▸ Supplied material
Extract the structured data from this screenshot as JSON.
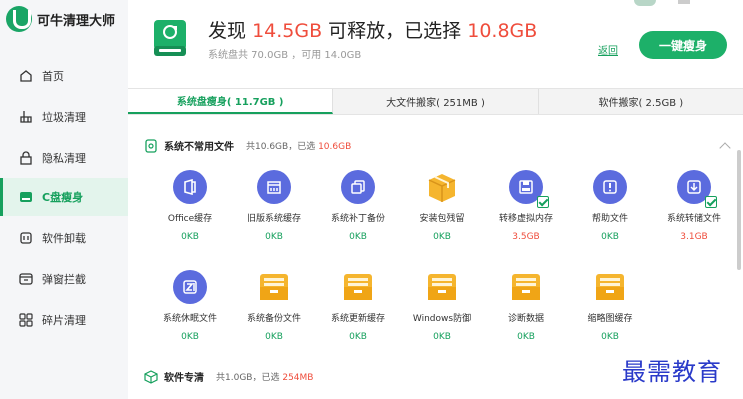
{
  "app": {
    "title": "可牛清理大师"
  },
  "sidebar": {
    "items": [
      {
        "label": "首页",
        "icon": "home-icon"
      },
      {
        "label": "垃圾清理",
        "icon": "broom-icon"
      },
      {
        "label": "隐私清理",
        "icon": "lock-icon"
      },
      {
        "label": "C盘瘦身",
        "icon": "disk-icon"
      },
      {
        "label": "软件卸载",
        "icon": "trash-icon"
      },
      {
        "label": "弹窗拦截",
        "icon": "popup-block-icon"
      },
      {
        "label": "碎片清理",
        "icon": "grid-icon"
      }
    ]
  },
  "header": {
    "prefix": "发现",
    "found": "14.5GB",
    "mid": "可释放，已选择",
    "selected": "10.8GB",
    "sub": "系统盘共 70.0GB ，可用 14.0GB",
    "back": "返回",
    "action": "一键瘦身"
  },
  "tabs": [
    {
      "label": "系统盘瘦身( 11.7GB )"
    },
    {
      "label": "大文件搬家( 251MB )"
    },
    {
      "label": "软件搬家( 2.5GB )"
    }
  ],
  "section1": {
    "title": "系统不常用文件",
    "meta_prefix": "共10.6GB，已选",
    "meta_selected": "10.6GB"
  },
  "items": [
    {
      "label": "Office缓存",
      "size": "0KB",
      "icon": "office-icon"
    },
    {
      "label": "旧版系统缓存",
      "size": "0KB",
      "icon": "calendar-icon"
    },
    {
      "label": "系统补丁备份",
      "size": "0KB",
      "icon": "copy-icon"
    },
    {
      "label": "安装包残留",
      "size": "0KB",
      "icon": "package-icon"
    },
    {
      "label": "转移虚拟内存",
      "size": "3.5GB",
      "icon": "memory-icon"
    },
    {
      "label": "帮助文件",
      "size": "0KB",
      "icon": "help-icon"
    },
    {
      "label": "系统转储文件",
      "size": "3.1GB",
      "icon": "download-icon"
    },
    {
      "label": "系统休眠文件",
      "size": "0KB",
      "icon": "sleep-icon"
    },
    {
      "label": "系统备份文件",
      "size": "0KB",
      "icon": "folder-icon"
    },
    {
      "label": "系统更新缓存",
      "size": "0KB",
      "icon": "folder-icon"
    },
    {
      "label": "Windows防御",
      "size": "0KB",
      "icon": "folder-icon"
    },
    {
      "label": "诊断数据",
      "size": "0KB",
      "icon": "folder-icon"
    },
    {
      "label": "缩略图缓存",
      "size": "0KB",
      "icon": "folder-icon"
    }
  ],
  "section2": {
    "title": "软件专清",
    "meta_prefix": "共1.0GB，已选",
    "meta_selected": "254MB"
  },
  "watermark": "最需教育",
  "colors": {
    "accent": "#16a05d",
    "danger": "#ef4d3c",
    "icon": "#5b6bde",
    "folder": "#f5b52e"
  }
}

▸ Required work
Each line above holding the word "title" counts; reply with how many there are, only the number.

▸ Finished task
3